Felicity is in the Urban Renewal show opening tonight (Aprill 6) at the Southside Community Arts Center. The building is a Chicago Landmark, its 1890s exterior by L. Gustav Hallberg, who did a number of tony Victorian mansions, and the interior is by a pair of New Bauhaus grads who gave it the streamlined white wall treatment when it became a community arts center in 1940. It is the only community arts center still in existence in the nation, and it has trained and exhibited generations of African-American artists.
Felicity’s piece is “Spin” and it is a ceramic structure with facades that differ and perhaps suggest various forms of urban renewal over time. There are vines or plants on some side and actual grass on top. Is it broken or not? Is it modern or traditional?
There is an interesting spin to the debate about urban renewal nowadays. The public housing highrises built between the 50s and 70s were already considered abysmal failures by 1972 when the Pruitt Igoe complex in St. Louis was famously imploded. The traditional wisdom had it that the highrises exacerbated the social problems. The original federal projects, low-rise gems by starchitects (see Pat Reardon’s great Trib article this week on Lahtrop Homes) were good, the highrises with exterior stairwells were bad. Urban renewal was bad when it replaced small, crowded, fractionally plumbed buildings with highrises like the Robert Taylor Homes, a 30-block wall of chainlink and concrete derided for the entirety of their existence. Now Urban renewal is bad because it demolishes those same highrises. As part of the Urban Renewal show there will be a screening of Venkatesh’s film on the “forced removal of Chicagoans living in the Robert Taylor Homes public housing project” at the Little Black Pearl on April 16th.
This is a fascinating but not uncommon historical phenomenon. What the phrase “urban renewal” describes formally has flipped absolutely. Then, “urban renewal” meant the demolition of low-rise Victorian style communities and the creation of sterile Modernist highrise environments that destroyed community. Now, “urban renewal” means the demolition of Modernist high-rise communities and the creation of sterile Victorian low-rise environments that destroy community.

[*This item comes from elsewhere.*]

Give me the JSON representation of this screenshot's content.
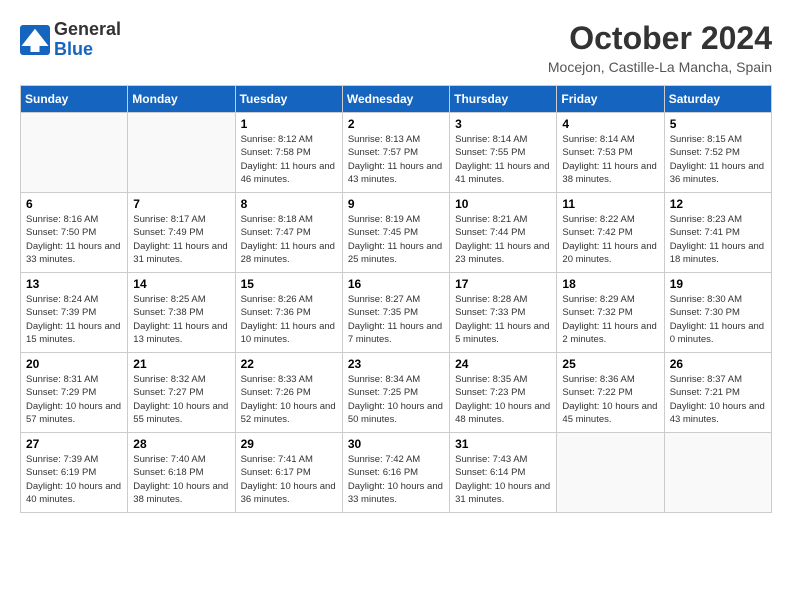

One of the realities of environmental change is that loss causes nostalgia, no matter what that loss is. Now we lament the loss of the highrise public housing projects, which are already being replaced on the South Side. The west side replacements have been up for a while. Stories about social cohesion in the highrises are everywhere today, and tales of snipers and gangbangers controlling stairwells have faded as the demolition proceeds apace. People were forced out of their homes two generations ago into inhuman environments and now their descendants are being forced out – did the environments change, and if so, did they change for the better?
Environmental change causes root shock says Dr. Fullilove, and things we hated years ago become things we loved. Right now in New York City there are three exhibits about Robert Moses, each distancing itself from the 1974 biography The Power Broker by Robert Caro. Moses rode roughshod over communities in the 1950s and 60s and they rose up against him and now, 40 years later, New Yorkers long for another planner/dominatrix. Maybe “urban renewal” is the safety word.
“Preservation is a fundamentally conservative notion that resonates with our primal fear of change.” That is the opening sentence of a piece I wrote in the current issue of Traditional Building.
So, what is fundamentally conservative and what is fundamentally progressive, and what does that look like today?